My dear friend, Carole Goldberger, is a big fan of my work (she has several paintings of mine in her home), but especially likes the grisailles (monochromatic drawings in paint) that I draw on my canvases before I begin my paintings. In Florida for the holidays, I had a small, blank canvas in my studio, chose an image of a couple about to kiss, cropped it and painted a grisaille. I posted it on Instragram that day, with the caption, “A good start.” Carole commented, “Start? Finished I’d say.” Which got me thinking…so I got another small canvas and drew the same grisaille again. This one, of course, I actually painted. Now I can offer the grisaille or the painting, Looking for Love, separately or together. Interesting, I think…maybe even inspired! 

Looking for Love | Grisaille

Me & MGee | Part I

I’m about to take a page from my mentor’s playbook and publish my progress on a small portrait of my littlest granddaughter, Mila Grey Satin, sometimes referred to as MGee. Though I’ve painted her for her parents, it’s my turn to have an image of her for our condo in Florida, where her sister and cousins are already well represented. This is the grisaille, a drawing in paint of this precious child, that I always do monochromatically, hoping to catch the essence of my subject before my brain starts to name the parts of her face and I wind up with a generic baby, instead of her. This is Mila.

Performance Art

Polarized

Polarized

I’ve been painting Polarized since February, taking a long time on a large canvas that I could only work on when I wasn’t in Florida…in the winter. When my fourteen year old granddaughter Maddie saw the grisaille FullSizeRender (69)with just the background painted in, she admired the yoga pose…until I pointed to the pole. I’m not sure she approved. Every time I worked on it in Marblehead, at the Acorn Gallery & School of Art, it attracted attention and comments from people passing by—more than any other of the paintings I’ve done there—often by men who signaled thumbs up or wanted to know, “How much?” As it turns out, pole dancing is quite a legitimate form of exercise, practiced by professionals and amateurs alike. There are even pole athletes, both men and women—think Cirque Du Soleil. You can find pole fitness classes all over the country and even attend the annual Pole Expo, in Las Vegas of course.

This beautiful blonde may not be a professional, but she’s got game! And I must admit that I like the suggestive nature of the subject. Just as my whispering paintings are meant to hint at secrets and lies, I would hope that with Polarized the viewer becomes a voyeur, imagining the interaction between her and that pole.

More to come…

 

And Then Along Came Jones

IMG_1308I was sitting on my patio in Florida at the beginning of the month on the kind of afternoon that makes you glad to be alive, having a great time painting a grisaille from a terrific photo my son had posted on Facebook of my granddog Jones, his beautiful bull mastiff.
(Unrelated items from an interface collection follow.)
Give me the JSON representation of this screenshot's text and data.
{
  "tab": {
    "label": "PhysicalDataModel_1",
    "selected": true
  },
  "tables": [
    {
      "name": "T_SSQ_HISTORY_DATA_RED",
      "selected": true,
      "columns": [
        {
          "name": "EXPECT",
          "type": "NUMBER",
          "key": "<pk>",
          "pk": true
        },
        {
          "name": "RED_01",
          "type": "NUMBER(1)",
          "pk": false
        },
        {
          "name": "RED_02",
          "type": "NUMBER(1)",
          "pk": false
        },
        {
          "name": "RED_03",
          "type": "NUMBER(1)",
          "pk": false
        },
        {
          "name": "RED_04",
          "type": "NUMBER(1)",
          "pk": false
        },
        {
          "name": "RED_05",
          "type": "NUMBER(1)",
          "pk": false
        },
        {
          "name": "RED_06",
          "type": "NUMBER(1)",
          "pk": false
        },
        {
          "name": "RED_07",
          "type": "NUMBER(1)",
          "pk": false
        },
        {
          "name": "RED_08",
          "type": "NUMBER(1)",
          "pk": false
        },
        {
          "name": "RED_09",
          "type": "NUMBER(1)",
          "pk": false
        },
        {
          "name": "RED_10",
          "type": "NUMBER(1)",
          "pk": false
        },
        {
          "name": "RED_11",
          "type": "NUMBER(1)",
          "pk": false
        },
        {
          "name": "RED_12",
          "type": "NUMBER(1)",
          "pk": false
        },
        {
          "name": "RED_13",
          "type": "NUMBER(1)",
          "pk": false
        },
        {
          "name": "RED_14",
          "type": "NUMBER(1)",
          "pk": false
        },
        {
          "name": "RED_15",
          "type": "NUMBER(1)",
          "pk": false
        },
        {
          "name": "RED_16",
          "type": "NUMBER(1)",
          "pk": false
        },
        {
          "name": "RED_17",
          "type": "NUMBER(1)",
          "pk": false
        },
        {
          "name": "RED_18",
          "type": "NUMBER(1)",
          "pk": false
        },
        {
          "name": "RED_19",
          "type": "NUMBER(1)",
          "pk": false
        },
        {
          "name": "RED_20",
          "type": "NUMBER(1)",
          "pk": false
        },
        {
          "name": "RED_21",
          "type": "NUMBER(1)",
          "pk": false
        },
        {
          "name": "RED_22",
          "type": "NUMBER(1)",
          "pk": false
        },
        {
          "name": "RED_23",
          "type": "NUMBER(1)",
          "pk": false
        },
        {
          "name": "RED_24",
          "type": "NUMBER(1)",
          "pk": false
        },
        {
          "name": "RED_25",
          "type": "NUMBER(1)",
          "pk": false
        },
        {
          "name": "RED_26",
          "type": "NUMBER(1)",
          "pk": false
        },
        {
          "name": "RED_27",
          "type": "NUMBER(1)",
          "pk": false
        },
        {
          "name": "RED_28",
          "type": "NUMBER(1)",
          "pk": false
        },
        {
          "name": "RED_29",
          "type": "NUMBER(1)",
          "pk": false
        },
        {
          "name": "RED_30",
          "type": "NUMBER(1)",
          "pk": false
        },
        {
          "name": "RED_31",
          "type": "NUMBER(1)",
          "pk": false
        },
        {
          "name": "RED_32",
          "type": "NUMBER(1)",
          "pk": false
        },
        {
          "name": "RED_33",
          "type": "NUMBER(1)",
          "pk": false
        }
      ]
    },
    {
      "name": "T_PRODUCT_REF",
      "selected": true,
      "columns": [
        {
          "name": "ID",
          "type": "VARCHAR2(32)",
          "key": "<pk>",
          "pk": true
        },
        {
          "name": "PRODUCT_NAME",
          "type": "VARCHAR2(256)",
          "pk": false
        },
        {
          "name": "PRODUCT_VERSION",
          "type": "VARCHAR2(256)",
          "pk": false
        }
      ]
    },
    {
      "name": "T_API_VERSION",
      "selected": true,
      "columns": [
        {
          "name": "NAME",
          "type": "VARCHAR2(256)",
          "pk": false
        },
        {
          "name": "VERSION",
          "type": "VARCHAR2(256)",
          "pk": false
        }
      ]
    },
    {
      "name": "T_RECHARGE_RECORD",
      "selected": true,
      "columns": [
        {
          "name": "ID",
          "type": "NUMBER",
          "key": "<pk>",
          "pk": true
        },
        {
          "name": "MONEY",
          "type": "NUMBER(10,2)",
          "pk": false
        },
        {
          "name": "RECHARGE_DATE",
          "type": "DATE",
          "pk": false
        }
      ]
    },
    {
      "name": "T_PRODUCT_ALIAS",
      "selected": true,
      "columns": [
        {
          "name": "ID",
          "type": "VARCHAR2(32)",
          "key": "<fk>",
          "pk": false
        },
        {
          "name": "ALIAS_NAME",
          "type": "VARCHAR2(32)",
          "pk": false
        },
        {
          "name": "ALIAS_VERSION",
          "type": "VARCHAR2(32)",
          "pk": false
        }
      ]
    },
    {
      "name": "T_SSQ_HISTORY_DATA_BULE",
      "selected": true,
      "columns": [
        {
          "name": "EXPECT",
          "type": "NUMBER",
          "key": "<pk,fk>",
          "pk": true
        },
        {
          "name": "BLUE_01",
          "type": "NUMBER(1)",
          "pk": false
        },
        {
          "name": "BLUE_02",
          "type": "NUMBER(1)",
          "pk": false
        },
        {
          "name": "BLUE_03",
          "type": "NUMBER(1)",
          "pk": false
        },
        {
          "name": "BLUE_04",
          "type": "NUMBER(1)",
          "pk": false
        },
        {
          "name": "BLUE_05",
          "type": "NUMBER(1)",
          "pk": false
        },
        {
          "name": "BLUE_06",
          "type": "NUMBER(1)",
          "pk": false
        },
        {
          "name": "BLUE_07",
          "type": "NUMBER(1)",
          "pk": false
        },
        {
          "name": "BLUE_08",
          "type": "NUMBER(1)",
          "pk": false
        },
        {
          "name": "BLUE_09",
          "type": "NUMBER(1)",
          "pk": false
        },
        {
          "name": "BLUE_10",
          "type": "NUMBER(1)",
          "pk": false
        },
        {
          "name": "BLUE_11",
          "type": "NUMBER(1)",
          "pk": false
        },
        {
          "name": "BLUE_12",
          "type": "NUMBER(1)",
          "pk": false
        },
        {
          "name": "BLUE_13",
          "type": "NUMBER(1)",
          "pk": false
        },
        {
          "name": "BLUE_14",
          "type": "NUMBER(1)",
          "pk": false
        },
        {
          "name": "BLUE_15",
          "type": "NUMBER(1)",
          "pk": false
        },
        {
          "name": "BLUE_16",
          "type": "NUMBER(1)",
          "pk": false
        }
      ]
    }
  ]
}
A grisaille is a monochromatic sketch in paint–an underpainting–and it gave me a lovely start for the small painting I wanted to give him and his wife as a gift. I packed it in my carry-on, brought it back to Boston to finish here and thoroughly enjoyed spending a few hours some days later painting the darks and lights that make up a face.

When Jones came to our house for Passover a couple of weeks later, I realized that my son had fooled around with that photo and “enhanced” the color. As I gave Jones a thorough scratch behind both his ears at once, I could see that he’s not quite as red as his photo—he’s a handsome black and tan!  Good thing oil paints are so forgiving…

Jones

Jones